As a part of this people-driven industry, the skill to have a great negation dialogue is always an appreciated talent for event planners but sometimes we end up doing some really common mistakes.
These can be avoided with a simple mindful approach. Read ahead to know what are these mistakes and how to avoid them
Confusing negotiation with a bargain
“We often tend to negotiate the way we bargain!” Negotiation and bargain sound synonymous but they are two different techniques. While bargaining is the negotiation of price alone, negotiation includes much more than price. Sometimes, negotiation may even be free from price and it might add value in other ways. This value addition may be in the form of some extra service or future commitments or even the barter of offerings. In terms of negotiation within the organization, it may simply be about convincing superiors for a new idea or pushing subordinates one notch ahead. Great event organizers have an innate instinct to go out of the box in recognizing various ways of negotiation.
Lack of empathy
“If it’s one-way, it’s not negotiation!” This is a common mistake and can be avoided with a mindful approach, what differentiates negotiation from the bargain is the tactic used, where bargaining can be to be forceful, negotiation is empathetic. As a negotiator, we can’t be self-centered. A good negotiator looks for what he can give in response to what he’s getting.
This becomes more important in an industry like ours. Be it the company offering peanuts for planning the event or tight-fisted exhibitors, event planner needs to negotiate with almost every stakeholder. He needs to look for convincing measures to make the negotiation empathetic.
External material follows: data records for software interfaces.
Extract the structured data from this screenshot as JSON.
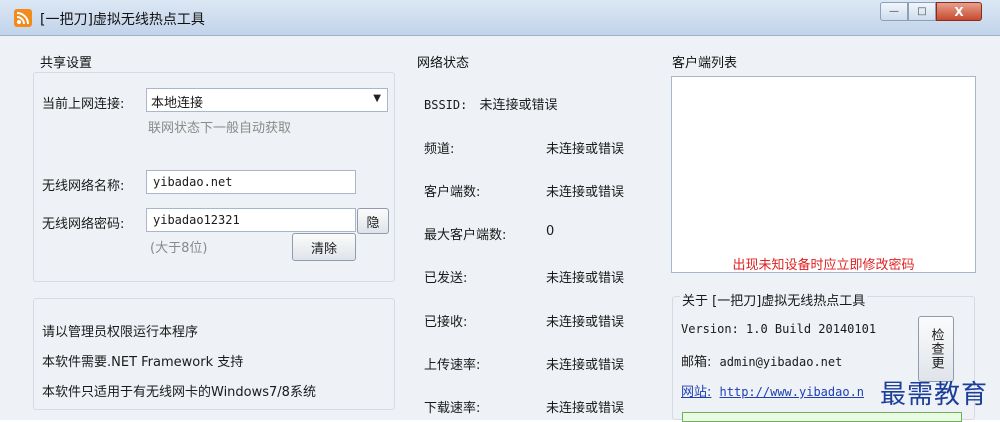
{
  "window": {
    "title": "[一把刀]虚拟无线热点工具",
    "controls": {
      "minimize": "—",
      "maximize": "□",
      "close": "X"
    }
  },
  "share_settings": {
    "section_title": "共享设置",
    "connection_label": "当前上网连接:",
    "connection_value": "本地连接",
    "connection_hint": "联网状态下一般自动获取",
    "ssid_label": "无线网络名称:",
    "ssid_value": "yibadao.net",
    "password_label": "无线网络密码:",
    "password_value": "yibadao12321",
    "hide_button": "隐",
    "password_hint": "(大于8位)",
    "clear_button": "清除"
  },
  "info_box": {
    "line1": "请以管理员权限运行本程序",
    "line2": "本软件需要.NET Framework 支持",
    "line3": "本软件只适用于有无线网卡的Windows7/8系统"
  },
  "network_status": {
    "section_title": "网络状态",
    "bssid_label": "BSSID:",
    "bssid_value": "未连接或错误",
    "rows": [
      {
        "label": "频道:",
        "value": "未连接或错误"
      },
      {
        "label": "客户端数:",
        "value": "未连接或错误"
      },
      {
        "label": "最大客户端数:",
        "value": "0"
      },
      {
        "label": "已发送:",
        "value": "未连接或错误"
      },
      {
        "label": "已接收:",
        "value": "未连接或错误"
      },
      {
        "label": "上传速率:",
        "value": "未连接或错误"
      },
      {
        "label": "下载速率:",
        "value": "未连接或错误"
      }
    ]
  },
  "clients": {
    "section_title": "客户端列表",
    "warning": "出现未知设备时应立即修改密码"
  },
  "about": {
    "title": "关于 [一把刀]虚拟无线热点工具",
    "version": "Version: 1.0  Build 20140101",
    "email_label": "邮箱:",
    "email_value": "admin@yibadao.net",
    "site_label": "网站:",
    "site_value": "http://www.yibadao.n",
    "check_update_button": "检查更"
  },
  "watermark": "最需教育",
  "colors": {
    "warning": "#e02020",
    "link": "#1d3fb5",
    "app_icon": "#f28a1c"
  }
}
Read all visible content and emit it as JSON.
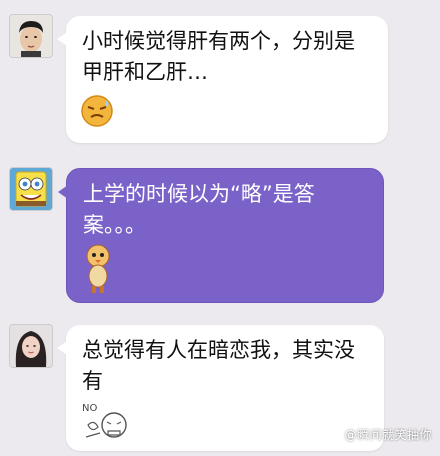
{
  "messages": [
    {
      "text": "小时候觉得肝有两个，分别是甲肝和乙肝…",
      "sticker": "sweat-smiley-sticker"
    },
    {
      "text": "上学的时候以为“略”是答案。。。",
      "sticker": "chick-doll-sticker"
    },
    {
      "text": "总觉得有人在暗恋我，其实没有",
      "sticker": "no-doodle-sticker"
    }
  ],
  "watermark": "@瞬间就笑抽你",
  "colors": {
    "background": "#eceaee",
    "white_bubble": "#ffffff",
    "purple_bubble": "#7b62c9"
  }
}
Intuition vs evidence
“Intuitions are good as long as they don’t empower evidence” Convincing measures are the key to negotiation. But how to find them? Instead of over-relying on intuitions, it’s better to do homework well before the negotiation. Thorough research is the core of negotiation. It not only gives confidence but also helps us create momentum. As Dr. Jim Hennig puts it, “Negotiation is like athletic contest; Momentum is paramount”. Wise negotiators take ample time to analyze several aspects of negotiation carefully.
BATNA (Best Alternative to a negotiated agreement), a term coined by Roger Fisher is common among negotiators.
While negotiating, we should try to estimate the other party’s BATNA. This will help us make more rational decisions. After all, negotiation is about getting the best out of the other party.
Either too much or too little
“Quick compromise or No compromise: Both are equally dangerous approaches to negotiation.” Negotiators in the event industry are usually of two types- Soft negotiators and hard negotiators.
While soft negotiators keep on underestimating the extent to which they can negotiate, the hard negotiators go beyond limits, often giving it an ugly end!
Great negotiators of the event industry save themselves from either of the extreme ends. Negotiation needs a balanced state of mind. A thing like negotiation may be challenging, even awkward at times. The best way is not to take negotiation as something personal. It’s a business skillset and needs to be implemented likewise. Respect for the other party and focus on seeking a solution is all you need in negotiation.
“Sometimes, the best way to negotiate is not to” It sounds strange but yes! sometimes, avoiding negotiation can help you make long term industry relations. Events are routine in the life of an event planner, so are event contracts. And the visionary event planners know that event contracts aren’t just confined to a single event. They focus more on professional connections beyond the current event.
Such connections come handy at times. Imagine a situation when your star speaker couldn’t appear at your event because of some unavoidable reasons. A bucket full of connections comes handy at times.
Negotiation is not a static subject, it’s evolving. In the cycle of event planning, every situation is different. And every new situation demands a different negotiation tactic. The way we negotiate with the event app developer might not match the negotiation with the venue owner.
It may also vary across various industries within the event industry. A good negotiator experiments and tries various options to find what suits him and his field the most.